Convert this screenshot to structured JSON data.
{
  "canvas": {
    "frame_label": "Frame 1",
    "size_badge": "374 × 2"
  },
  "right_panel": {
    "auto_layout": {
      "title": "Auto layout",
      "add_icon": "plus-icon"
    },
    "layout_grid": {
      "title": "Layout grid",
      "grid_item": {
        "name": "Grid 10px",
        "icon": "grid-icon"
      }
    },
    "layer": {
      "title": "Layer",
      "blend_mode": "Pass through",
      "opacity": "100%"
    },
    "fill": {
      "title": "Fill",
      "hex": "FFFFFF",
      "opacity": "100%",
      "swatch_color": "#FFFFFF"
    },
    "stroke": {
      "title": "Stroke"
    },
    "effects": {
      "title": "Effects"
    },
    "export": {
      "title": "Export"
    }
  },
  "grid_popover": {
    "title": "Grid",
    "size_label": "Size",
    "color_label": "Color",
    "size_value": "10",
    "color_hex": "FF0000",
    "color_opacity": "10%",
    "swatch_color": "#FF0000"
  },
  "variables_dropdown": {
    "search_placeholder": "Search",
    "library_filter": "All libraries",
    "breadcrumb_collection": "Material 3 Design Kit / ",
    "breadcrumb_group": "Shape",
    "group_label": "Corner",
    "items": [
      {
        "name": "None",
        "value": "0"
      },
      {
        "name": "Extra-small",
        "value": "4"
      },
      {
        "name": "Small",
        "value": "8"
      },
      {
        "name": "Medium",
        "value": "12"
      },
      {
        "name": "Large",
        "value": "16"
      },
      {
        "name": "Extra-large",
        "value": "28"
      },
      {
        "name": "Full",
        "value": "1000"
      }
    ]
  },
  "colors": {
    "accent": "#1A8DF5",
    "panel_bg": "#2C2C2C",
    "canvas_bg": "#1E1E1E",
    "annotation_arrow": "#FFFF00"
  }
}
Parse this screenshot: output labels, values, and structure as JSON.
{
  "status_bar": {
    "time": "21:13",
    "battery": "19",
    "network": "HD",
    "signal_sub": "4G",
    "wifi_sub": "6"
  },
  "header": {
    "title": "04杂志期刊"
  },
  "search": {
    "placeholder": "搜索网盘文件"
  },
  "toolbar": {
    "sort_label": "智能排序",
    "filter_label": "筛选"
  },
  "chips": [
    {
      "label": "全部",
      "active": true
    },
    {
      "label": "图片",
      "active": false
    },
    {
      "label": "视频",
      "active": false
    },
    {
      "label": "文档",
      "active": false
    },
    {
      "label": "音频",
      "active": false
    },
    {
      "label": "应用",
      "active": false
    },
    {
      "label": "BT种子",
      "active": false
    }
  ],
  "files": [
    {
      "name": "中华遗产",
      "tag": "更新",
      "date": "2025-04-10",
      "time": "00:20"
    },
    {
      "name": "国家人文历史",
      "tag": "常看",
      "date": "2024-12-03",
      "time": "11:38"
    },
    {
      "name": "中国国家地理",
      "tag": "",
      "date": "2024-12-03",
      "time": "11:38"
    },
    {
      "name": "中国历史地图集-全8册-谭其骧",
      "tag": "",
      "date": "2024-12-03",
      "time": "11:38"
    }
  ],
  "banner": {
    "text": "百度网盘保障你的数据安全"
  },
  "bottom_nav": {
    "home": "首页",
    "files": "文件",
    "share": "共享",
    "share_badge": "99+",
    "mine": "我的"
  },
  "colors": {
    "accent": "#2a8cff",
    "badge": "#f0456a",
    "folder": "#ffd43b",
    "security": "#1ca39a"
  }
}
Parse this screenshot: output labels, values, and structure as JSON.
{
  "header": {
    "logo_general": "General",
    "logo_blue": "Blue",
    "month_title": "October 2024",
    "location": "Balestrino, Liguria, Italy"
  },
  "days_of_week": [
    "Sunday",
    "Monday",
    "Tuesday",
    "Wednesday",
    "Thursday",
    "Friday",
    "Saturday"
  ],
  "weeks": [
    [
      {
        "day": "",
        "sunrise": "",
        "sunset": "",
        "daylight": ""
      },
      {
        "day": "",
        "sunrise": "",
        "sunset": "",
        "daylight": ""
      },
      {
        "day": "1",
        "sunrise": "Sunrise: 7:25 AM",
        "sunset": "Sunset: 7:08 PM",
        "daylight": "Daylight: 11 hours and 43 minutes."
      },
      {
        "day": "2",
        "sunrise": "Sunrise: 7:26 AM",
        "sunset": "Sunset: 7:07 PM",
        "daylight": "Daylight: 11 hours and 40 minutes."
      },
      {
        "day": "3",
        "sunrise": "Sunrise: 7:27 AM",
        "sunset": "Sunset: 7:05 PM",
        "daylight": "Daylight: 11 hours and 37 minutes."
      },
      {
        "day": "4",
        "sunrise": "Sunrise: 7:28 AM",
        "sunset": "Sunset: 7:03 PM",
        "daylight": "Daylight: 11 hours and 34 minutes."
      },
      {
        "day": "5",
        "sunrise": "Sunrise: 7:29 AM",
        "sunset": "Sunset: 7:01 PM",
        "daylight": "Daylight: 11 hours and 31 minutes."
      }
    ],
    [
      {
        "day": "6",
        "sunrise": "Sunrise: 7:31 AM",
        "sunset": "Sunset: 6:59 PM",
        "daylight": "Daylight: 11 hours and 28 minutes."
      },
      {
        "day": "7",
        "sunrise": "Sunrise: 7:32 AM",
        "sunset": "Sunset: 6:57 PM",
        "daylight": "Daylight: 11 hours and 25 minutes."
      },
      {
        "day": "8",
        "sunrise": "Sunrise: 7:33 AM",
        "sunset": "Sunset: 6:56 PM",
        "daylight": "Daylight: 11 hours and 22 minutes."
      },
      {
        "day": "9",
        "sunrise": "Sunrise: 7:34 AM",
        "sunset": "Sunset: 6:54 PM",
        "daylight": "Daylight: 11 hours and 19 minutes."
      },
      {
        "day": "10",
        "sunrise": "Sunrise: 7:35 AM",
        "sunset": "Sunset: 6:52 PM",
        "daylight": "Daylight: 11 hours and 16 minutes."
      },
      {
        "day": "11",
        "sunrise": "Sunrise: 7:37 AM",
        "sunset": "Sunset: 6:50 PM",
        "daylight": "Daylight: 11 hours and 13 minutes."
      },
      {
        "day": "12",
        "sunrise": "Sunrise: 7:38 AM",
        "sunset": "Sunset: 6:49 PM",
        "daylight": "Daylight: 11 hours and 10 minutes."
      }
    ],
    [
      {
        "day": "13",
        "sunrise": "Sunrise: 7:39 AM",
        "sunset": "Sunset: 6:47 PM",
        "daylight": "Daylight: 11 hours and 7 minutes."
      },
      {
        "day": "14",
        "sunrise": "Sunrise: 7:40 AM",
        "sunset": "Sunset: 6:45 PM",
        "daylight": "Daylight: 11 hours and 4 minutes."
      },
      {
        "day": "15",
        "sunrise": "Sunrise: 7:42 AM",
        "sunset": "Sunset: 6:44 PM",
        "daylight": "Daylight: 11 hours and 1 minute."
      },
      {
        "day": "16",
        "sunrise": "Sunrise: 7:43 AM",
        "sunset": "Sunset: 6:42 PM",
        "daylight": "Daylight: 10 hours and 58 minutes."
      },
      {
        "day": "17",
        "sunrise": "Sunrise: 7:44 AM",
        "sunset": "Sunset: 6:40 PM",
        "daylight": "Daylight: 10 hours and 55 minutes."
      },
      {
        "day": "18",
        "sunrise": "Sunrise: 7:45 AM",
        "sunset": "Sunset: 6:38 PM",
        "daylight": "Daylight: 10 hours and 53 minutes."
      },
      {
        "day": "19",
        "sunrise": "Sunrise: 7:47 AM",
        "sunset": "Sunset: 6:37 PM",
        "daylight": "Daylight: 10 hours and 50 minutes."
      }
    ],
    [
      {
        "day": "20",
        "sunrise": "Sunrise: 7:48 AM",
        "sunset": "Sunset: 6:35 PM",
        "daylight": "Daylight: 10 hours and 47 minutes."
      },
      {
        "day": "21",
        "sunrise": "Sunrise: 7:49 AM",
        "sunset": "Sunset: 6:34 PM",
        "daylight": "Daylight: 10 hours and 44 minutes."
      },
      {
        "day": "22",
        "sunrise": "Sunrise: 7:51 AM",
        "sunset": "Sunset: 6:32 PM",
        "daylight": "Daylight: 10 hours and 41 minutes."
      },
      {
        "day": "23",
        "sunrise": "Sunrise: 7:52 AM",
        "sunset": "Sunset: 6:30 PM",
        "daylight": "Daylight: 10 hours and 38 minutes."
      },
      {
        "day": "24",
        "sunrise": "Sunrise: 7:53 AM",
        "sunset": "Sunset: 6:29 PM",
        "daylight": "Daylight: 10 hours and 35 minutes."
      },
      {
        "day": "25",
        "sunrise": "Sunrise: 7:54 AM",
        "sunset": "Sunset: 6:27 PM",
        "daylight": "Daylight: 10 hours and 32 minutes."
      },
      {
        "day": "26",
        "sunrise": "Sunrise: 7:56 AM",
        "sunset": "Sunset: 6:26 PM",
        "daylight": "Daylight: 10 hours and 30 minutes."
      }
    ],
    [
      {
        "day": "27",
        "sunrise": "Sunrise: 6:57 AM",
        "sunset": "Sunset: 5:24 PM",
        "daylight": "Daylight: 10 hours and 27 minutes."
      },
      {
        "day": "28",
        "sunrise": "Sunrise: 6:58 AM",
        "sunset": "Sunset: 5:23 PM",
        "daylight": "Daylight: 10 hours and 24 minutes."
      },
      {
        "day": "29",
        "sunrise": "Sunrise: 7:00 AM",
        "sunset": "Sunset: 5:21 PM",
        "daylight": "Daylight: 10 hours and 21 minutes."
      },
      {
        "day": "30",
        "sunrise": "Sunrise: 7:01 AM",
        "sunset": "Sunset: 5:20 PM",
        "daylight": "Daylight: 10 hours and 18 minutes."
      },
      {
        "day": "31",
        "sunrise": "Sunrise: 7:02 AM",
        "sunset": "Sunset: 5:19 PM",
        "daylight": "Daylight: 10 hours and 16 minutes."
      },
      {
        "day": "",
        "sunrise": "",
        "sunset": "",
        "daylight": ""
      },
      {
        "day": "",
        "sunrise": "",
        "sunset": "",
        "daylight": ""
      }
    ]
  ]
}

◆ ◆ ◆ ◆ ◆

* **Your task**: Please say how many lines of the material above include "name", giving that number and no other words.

* **Reply**: 12